Crowds of intelligent young people–and newly minted young borrowers–head to college every year. This is evidenced by test scores, grades, entry exams, and far more. Some of these students are outstanding with numbers and may even be planning to select majors that require acumen in mathematics. Others may be planning to major in areas like economics. Still in the learning stages though, most of these students have yet to apply any of their skills or beginning education to real life or to a real budget. Because of that, they could—like so many others— make the mistake of optimistically jumping in to large student loans that will have to be paid back later. This isn’t because they didn’t understand what it means to take out a loan or pay interest. As young borrowers, they simply didn’t understand how little they might make after just exiting school—and how hard it would be to fork over a significant amount of their monthly income to a student loan servicer.
Students Must Be Offered Better Counseling
As the student loan crisis has continued to mount, now reaching a staggering $1.4 trillion spread out among 44 million, it is becoming apparent that students require better counseling regarding the enormous debts they may be about to take on. To put it into perspective, students who are not even out of their teens may be signing up for the repayment of debts that would be challenging even for an established, working middle-aged adult to pay monthly. At 20 or 30, an average payment of $350 is hefty. And if the students are headed for graduate school, their student loans could skyrocket into the six-digit range.

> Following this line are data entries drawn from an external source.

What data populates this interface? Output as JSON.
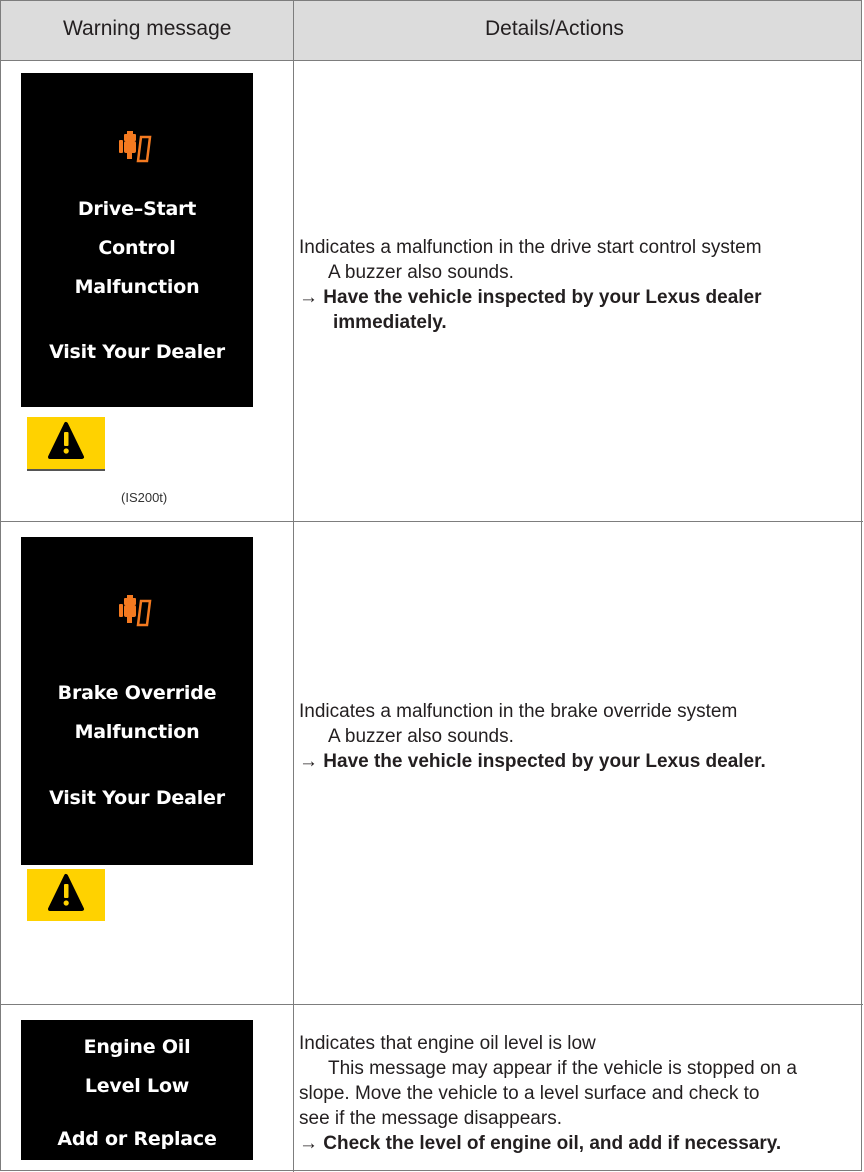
{
  "header": {
    "col1": "Warning message",
    "col2": "Details/Actions"
  },
  "rows": [
    {
      "screen_lines": [
        "Drive–Start",
        "Control",
        "Malfunction",
        "Visit Your Dealer"
      ],
      "model": "(IS200t)",
      "indicates": "Indicates a malfunction in the drive start control system",
      "note": "A buzzer also sounds.",
      "action_arrow": "→",
      "action_line1": "Have the vehicle inspected by your Lexus dealer",
      "action_line2": "immediately."
    },
    {
      "screen_lines": [
        "Brake Override",
        "Malfunction",
        "Visit Your Dealer"
      ],
      "indicates": "Indicates a malfunction in the brake override system",
      "note": "A buzzer also sounds.",
      "action_arrow": "→",
      "action_line1": "Have the vehicle inspected by your Lexus dealer."
    },
    {
      "screen_lines": [
        "Engine Oil",
        "Level Low",
        "Add or Replace"
      ],
      "indicates": "Indicates that engine oil level is low",
      "note_line1": "This message may appear if the vehicle is stopped on a",
      "note_line2": "slope. Move the vehicle to a level surface and check to",
      "note_line3": "see if the message disappears.",
      "action_arrow": "→",
      "action_line1": "Check the level of engine oil, and add if necessary."
    }
  ],
  "colors": {
    "icon_orange": "#f47a20",
    "warning_yellow": "#ffd200",
    "header_gray": "#dcdcdc"
  },
  "icons": [
    "engine-start-malfunction-icon",
    "warning-triangle-icon"
  ]
}
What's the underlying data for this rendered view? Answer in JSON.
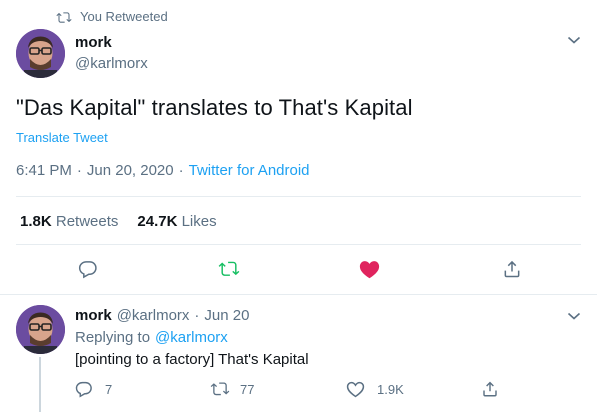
{
  "retweet_header": {
    "text": "You Retweeted"
  },
  "main_tweet": {
    "author_name": "mork",
    "handle": "@karlmorx",
    "text": "\"Das Kapital\" translates to That's Kapital",
    "translate_label": "Translate Tweet",
    "time": "6:41 PM",
    "separator": "·",
    "date": "Jun 20, 2020",
    "separator2": "·",
    "source": "Twitter for Android",
    "stats": {
      "retweets_count": "1.8K",
      "retweets_label": "Retweets",
      "likes_count": "24.7K",
      "likes_label": "Likes"
    }
  },
  "reply": {
    "author_name": "mork",
    "handle": "@karlmorx",
    "separator": "·",
    "date": "Jun 20",
    "replying_to_label": "Replying to",
    "replying_to_handle": "@karlmorx",
    "text": "[pointing to a factory] That's Kapital",
    "reply_count": "7",
    "retweet_count": "77",
    "like_count": "1.9K"
  },
  "colors": {
    "accent": "#1da1f2",
    "retweet_active": "#17bf63",
    "like_active": "#e0245e",
    "secondary_text": "#5b7083",
    "avatar_bg": "#6b4ca0"
  },
  "icons": {
    "retweet_header": "retweet-icon",
    "caret": "chevron-down-icon",
    "reply": "reply-icon",
    "retweet": "retweet-icon",
    "like": "heart-icon",
    "share": "share-icon"
  }
}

In comparison to other countries that tend to spread the loans out further with payments starting lower and then increasing later, student loan borrowers in the US may even be expected to start paying back some (private) loans while they are still attending school. That seems like a recipe for disaster, not to mention the shock of leaving school or graduating and being presented with a substantial debt. With so many other things to consider, budgeting in the student loan may not be considered until the bill arrives. The key is for students to understand everything about the student loans they are committing to, and to be well apprised of the challenges that could present themselves (quite soon!) in paying off the tab.
Non-Graduates & Graduates Should All Be Aware of Alternative Repayment Plans
Graduates are often immediately educated on how to handle massive student loans that they know they won’t be able to handle right away. From forgiveness programs to deferment, forbearance, and income-based repayment programs, there are numerous ways to head off that burden at the pass—from the very start. But what about those who do not graduate? This is a large percentage of borrowers, considering that only around 59 percent of those attending college do get their diplomas within six years. They may be left completely out of the loop regarding flexibility in repayment. With the current statistics showing a delinquency rate over 11 percent, it is obvious that more detailed information must be available as well as sent to borrowers.
Contact Us for Help with Your Student Loan Debt
If you have questions about your student loan debt or if repayment is currently a challenge, contact Fitzgerald & Campbell, APLC, a law firm with decades of experience in helping clients to explore their financial options. Let us review your case and help you decide the best route. We are here to help you!